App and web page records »
======
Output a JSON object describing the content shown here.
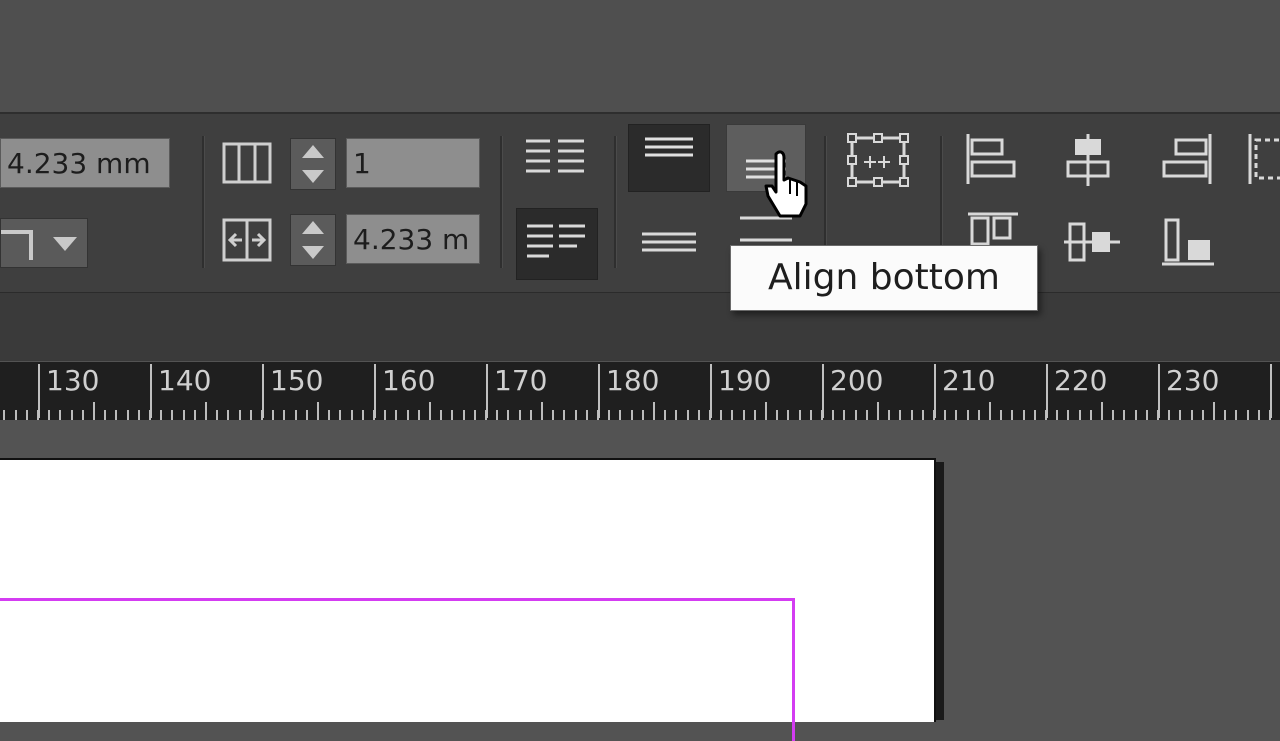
{
  "control_panel": {
    "gutter_top_value": "4.233 mm",
    "columns_value": "1",
    "gutter_value": "4.233 m"
  },
  "tooltip": {
    "text": "Align bottom"
  },
  "ruler": {
    "labels": [
      "130",
      "140",
      "150",
      "160",
      "170",
      "180",
      "190",
      "200",
      "210",
      "220",
      "230"
    ]
  },
  "colors": {
    "panel": "#3f3f3f",
    "field": "#8e8e8e",
    "margin_guide": "#d43cf2",
    "ruler": "#1f1f1f"
  },
  "icons": {
    "align_left": "align-left-icon",
    "align_center_h": "align-horizontal-center-icon",
    "align_right": "align-right-icon",
    "align_top": "align-top-icon",
    "align_center_v": "align-vertical-center-icon",
    "align_bottom": "align-bottom-icon",
    "cursor": "hand-cursor-icon"
  }
}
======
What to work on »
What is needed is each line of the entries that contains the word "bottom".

Expected output »
    "text": "Align bottom"
    "align_bottom": "align-bottom-icon",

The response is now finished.